Rick Riordan | Hyperio9n Book CH | ISBN-10: 1423140567 | ISBN-13: 978-1423140566 | 464 pages
Young fans of the Percy Jackson series may find themselves a bit slower to warm up to this one. Not impossible, mind you, and I think all of them will still thoroughly enjoy these books. However, I noticed that my ten-year-old was taking longer to read this one, just as he had with book one, The Red Pyramid. I think the reason for this is not that the books are less well-written, or the characters less well-drawn. These books are every bit as exciting and character-driven as their predecessors. However, they are a bit more densely-packed with unfamiliar information. Geographically, they range much farther than the Percy Jackson series does. Percy’s quests take place in the United States. If my son had a question about a location, he usually didn’t have to go farther than asking me in order to get more information. Additionally, the mythology itself was more accessible to him (and me). I can’t think of any Disney cartoons off the top of my head that deal with Egyptian gods.

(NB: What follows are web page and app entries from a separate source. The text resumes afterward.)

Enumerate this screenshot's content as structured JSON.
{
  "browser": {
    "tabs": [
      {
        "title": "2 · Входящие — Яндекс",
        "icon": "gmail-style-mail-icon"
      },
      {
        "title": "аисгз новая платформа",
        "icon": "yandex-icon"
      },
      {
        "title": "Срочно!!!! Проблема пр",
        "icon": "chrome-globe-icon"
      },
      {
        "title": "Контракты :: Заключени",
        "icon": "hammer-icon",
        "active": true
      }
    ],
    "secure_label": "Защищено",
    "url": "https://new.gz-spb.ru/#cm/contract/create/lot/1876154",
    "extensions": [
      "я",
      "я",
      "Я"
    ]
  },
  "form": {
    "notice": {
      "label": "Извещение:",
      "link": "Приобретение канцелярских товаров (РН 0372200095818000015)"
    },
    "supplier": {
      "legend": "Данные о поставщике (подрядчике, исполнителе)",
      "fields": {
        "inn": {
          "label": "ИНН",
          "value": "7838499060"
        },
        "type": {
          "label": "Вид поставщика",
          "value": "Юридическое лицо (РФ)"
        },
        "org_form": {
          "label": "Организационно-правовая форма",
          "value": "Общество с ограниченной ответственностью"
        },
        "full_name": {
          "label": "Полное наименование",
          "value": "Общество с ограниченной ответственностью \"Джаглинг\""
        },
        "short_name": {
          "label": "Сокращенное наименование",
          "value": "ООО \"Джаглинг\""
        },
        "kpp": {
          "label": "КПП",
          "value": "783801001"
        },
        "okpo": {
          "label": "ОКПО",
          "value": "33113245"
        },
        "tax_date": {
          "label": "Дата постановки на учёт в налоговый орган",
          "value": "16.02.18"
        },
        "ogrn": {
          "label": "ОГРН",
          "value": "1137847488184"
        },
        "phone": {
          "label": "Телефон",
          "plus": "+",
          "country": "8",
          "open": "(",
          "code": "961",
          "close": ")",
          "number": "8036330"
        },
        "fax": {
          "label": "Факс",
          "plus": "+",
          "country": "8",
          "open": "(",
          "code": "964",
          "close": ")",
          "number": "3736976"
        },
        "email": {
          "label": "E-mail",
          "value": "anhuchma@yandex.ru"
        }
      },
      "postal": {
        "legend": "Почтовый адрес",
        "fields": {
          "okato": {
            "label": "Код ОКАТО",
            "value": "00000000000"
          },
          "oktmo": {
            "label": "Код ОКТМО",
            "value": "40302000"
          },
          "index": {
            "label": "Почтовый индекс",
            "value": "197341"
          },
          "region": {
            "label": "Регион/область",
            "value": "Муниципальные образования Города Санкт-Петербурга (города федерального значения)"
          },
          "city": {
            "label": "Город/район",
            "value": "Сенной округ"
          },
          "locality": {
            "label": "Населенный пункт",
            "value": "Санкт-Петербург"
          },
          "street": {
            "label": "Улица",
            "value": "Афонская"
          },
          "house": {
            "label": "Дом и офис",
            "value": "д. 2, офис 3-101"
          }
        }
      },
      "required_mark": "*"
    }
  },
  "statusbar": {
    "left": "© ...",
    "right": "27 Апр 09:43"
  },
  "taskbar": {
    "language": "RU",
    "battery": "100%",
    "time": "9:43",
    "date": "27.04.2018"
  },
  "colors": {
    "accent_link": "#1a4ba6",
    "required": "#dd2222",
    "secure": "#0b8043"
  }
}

Once he realized during the first book that this was slowing him down, he took to reading it near the computer. We bought this book on Kindle, in order to have immediate access to helpful websites, and, suddenly, this is more like his own quest than just a book. He’s learning, and he’s loving it. This book, like the last is told from the points of view of dual protagonists: Carter Kane and Sadie Kane. For kids, this may be a bit daunting, as the switch back and forth involves two distinctly drawn characters with different voices. I like it, because my son, who normally shies away from books with female protagonists, is absolutely willing to read this. Thank you, Rick Riordan, for doing something about the bias in kidlit and helping our next generation to learn how to see things from different points of view.

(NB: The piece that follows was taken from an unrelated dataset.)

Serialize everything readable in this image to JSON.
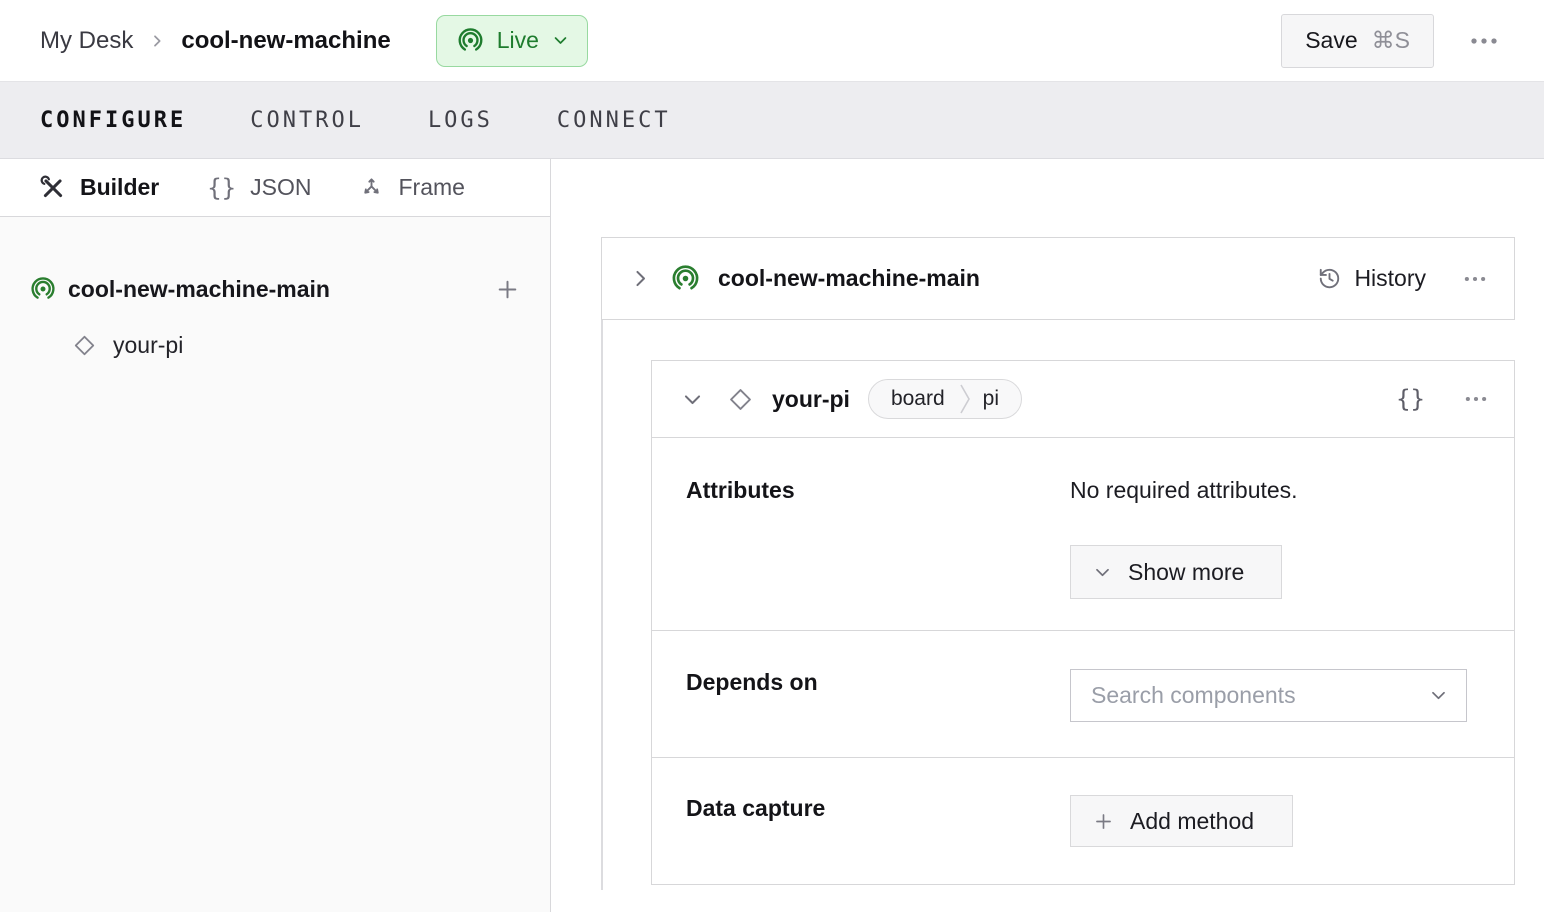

The book contains just enough exposition to get you through it if you haven’t read the first (for example, if your child gets this as a gift, you won’t have to run straight out and buy the first book before he or she reads this one; however, your child probably will want to read the first book at some point). Throne of Fire eBook »